    IDIS 190—Contextual Diversity Studies

    Course Description:
    The Grassroots Living-Learning Community is intended to deal specifically with the issue of race, racism and reconciliation in the United States. In order to do so, the course will also include an examination of the cultural and ethnic identities of the participants and what it means for life in the Grassroots Community, Calvin College and beyond. Although students living in the Grassroots Community represent a variety of cultural backgrounds, IDIS 190 is not intended to simply be a celebration of cultures but a time to engage the difficult questions of race, racism, reconciliation and biblical justice.

    Participation in the Grassroots Community has both an experiential and academic component. IDIS 190 is the academic component and is intended to enhance the experience in the living community. Students living in the Grassroots Community will participate in seminars, learning events and a variety of assignments to supplement and enrich the experience of living and learning in this community. Students will develop a common language to enlighten their study of historic and current racism in the United States, and will begin to apply this to their experiences and learning within the Calvin College community and beyond. This course satisfies the Cross-Cultural core requirement.

    Course Learning Outcomes:
    Over the course of a year, students—with respect to the goals of living and learning within the Grassroots Community—should develop a deeper understanding of the learning outcomes listed below:

    Knowledge/content oriented (Think Deeply)

    • Understand the historical, cultural, economic and political forces that shape society and explain their own situation in this context.
    • Understand the relationship of power and language, and how language interacts with culture. Understand how language frames thinking and perspectives; “the language you speak creates the box in which you think.”
    • Understand the connections between power, knowledge, privilege, race/ethnicity, gender and class (locally and globally).
    • Recognize how stereotypes develop and where they come from.

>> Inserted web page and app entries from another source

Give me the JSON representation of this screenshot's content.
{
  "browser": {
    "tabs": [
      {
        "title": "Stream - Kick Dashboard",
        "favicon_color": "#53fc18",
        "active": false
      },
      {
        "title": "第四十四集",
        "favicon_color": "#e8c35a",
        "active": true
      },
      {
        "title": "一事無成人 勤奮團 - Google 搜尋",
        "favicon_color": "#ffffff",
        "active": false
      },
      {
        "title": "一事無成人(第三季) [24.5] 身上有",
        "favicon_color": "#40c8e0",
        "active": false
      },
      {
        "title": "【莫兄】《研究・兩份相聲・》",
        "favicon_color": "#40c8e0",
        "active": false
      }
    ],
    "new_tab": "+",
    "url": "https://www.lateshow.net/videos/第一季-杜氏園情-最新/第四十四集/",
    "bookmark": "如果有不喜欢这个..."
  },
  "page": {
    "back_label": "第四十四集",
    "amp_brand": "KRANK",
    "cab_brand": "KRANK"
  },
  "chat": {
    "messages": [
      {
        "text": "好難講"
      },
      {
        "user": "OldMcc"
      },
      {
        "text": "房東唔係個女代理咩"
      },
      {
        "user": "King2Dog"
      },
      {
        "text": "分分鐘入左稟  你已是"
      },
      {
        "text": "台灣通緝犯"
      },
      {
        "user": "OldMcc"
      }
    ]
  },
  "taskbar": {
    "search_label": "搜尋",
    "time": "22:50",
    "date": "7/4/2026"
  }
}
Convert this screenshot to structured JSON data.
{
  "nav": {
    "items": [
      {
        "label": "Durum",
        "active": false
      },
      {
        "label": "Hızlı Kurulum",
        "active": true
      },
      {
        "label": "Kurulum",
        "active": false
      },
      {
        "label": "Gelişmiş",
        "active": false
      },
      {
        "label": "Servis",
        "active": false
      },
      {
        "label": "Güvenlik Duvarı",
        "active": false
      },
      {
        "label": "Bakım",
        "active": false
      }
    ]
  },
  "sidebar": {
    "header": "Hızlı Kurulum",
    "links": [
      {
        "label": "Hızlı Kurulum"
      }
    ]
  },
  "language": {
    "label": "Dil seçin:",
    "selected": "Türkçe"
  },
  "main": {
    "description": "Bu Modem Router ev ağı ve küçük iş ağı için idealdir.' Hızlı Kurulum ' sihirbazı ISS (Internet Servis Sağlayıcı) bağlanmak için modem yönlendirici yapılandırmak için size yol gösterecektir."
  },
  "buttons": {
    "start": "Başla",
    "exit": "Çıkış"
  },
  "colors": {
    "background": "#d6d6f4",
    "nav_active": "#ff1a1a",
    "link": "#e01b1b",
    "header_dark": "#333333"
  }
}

    Skills (Act Justly)

    • Think, work and move across boundaries in diverse environments with a range of people.
    • Develop and use skills in conflict resolution.
    • Improve anti-racism and anti-bias practices.
    • Develop and use communication skills AND intercultural communication skills.
    • Link theory and practice through their own experience both as citizens and in professions.
    • Seek out multiple perspectives—inside perspectives as well as outside ones.

    Attitudinal/mode of being (Live Wholeheartedly)

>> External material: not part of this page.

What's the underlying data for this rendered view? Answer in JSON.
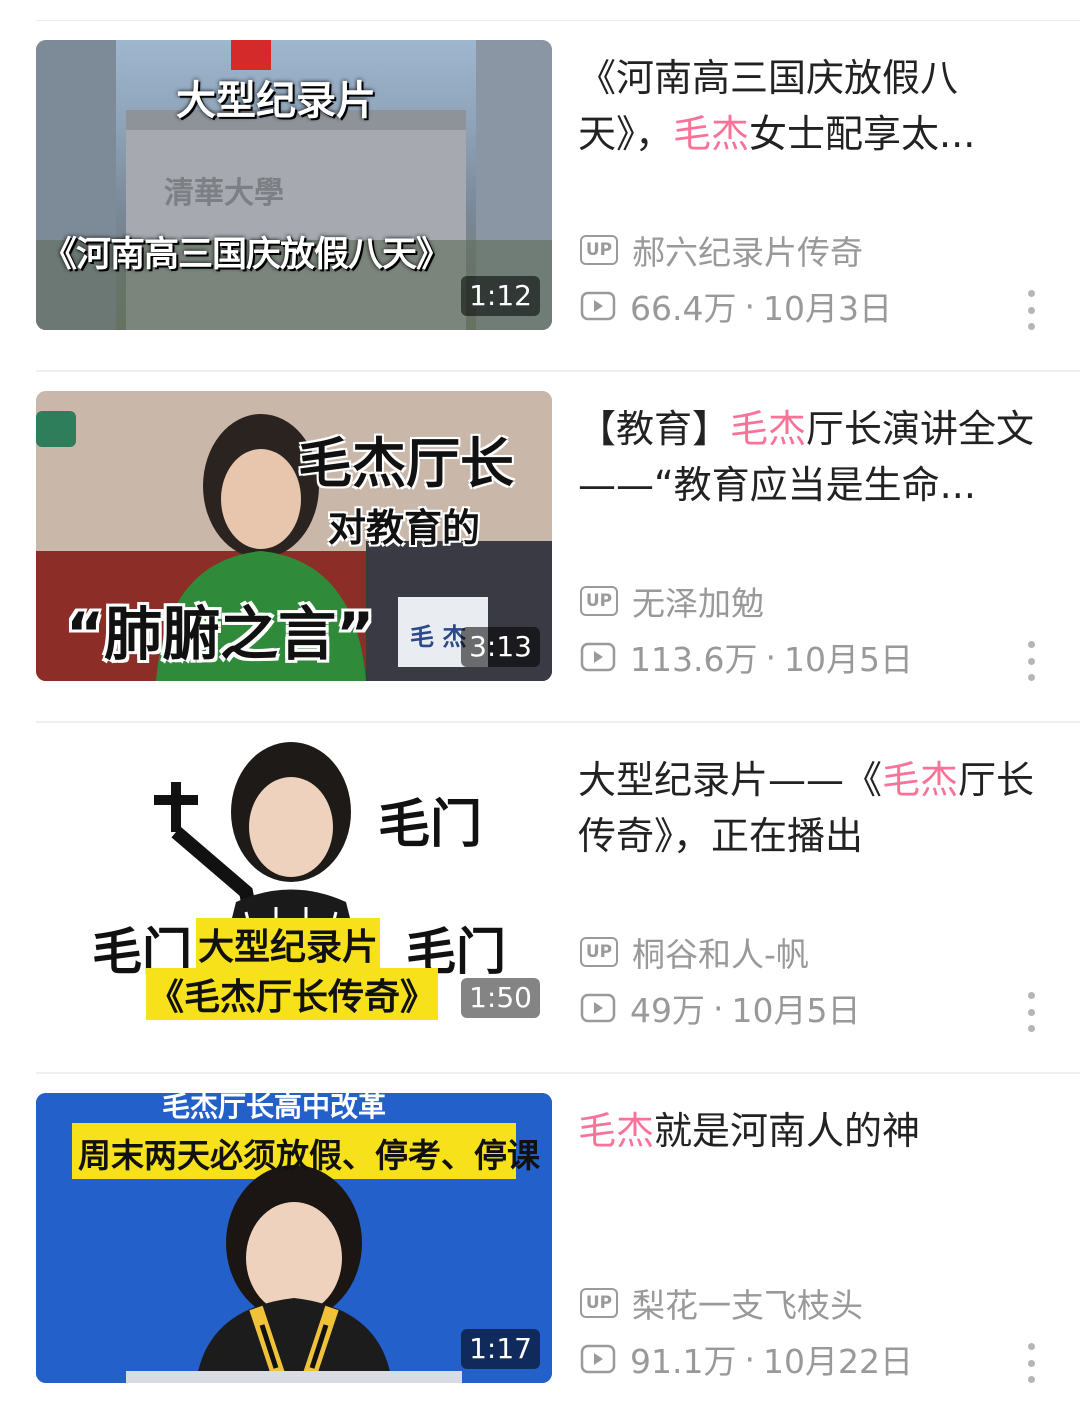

    • Develop a sense of perspective and social responsibility (Agents of Renewal).
    • Appreciate difference; value and acknowledge other cultures as legitimate.
    • Improve cultural self-awareness and understanding of one’s self in the global context (one’s own place and connections). And recognize, explore and articulate one’s own racial/ ethnic identity.
    • Develop a biblical understanding of kingdom values, of difference, unity and Shalom.

  • Confession

    As a community of students, We confess the brokenness of our world and the sin of racism which has infected our world on a personal, institutional and cultural level. We confess that cultural superiority and internalized victimization have damaged our relationships with one another, creating social tensions. We confess that we often submit to the world's definition of who we are while failing to "ungrasp" those identities in exchange for one rooted in the image of God.

    Illuminated by God's grace and wisdom, we commit to: Reflecting the kingdom of God in how we interact with one another; restoring and redefining our ethnic identities by exploring race relations in the context of the United States and IDIS 190; and sharing our living and learning together through communal meals and activities.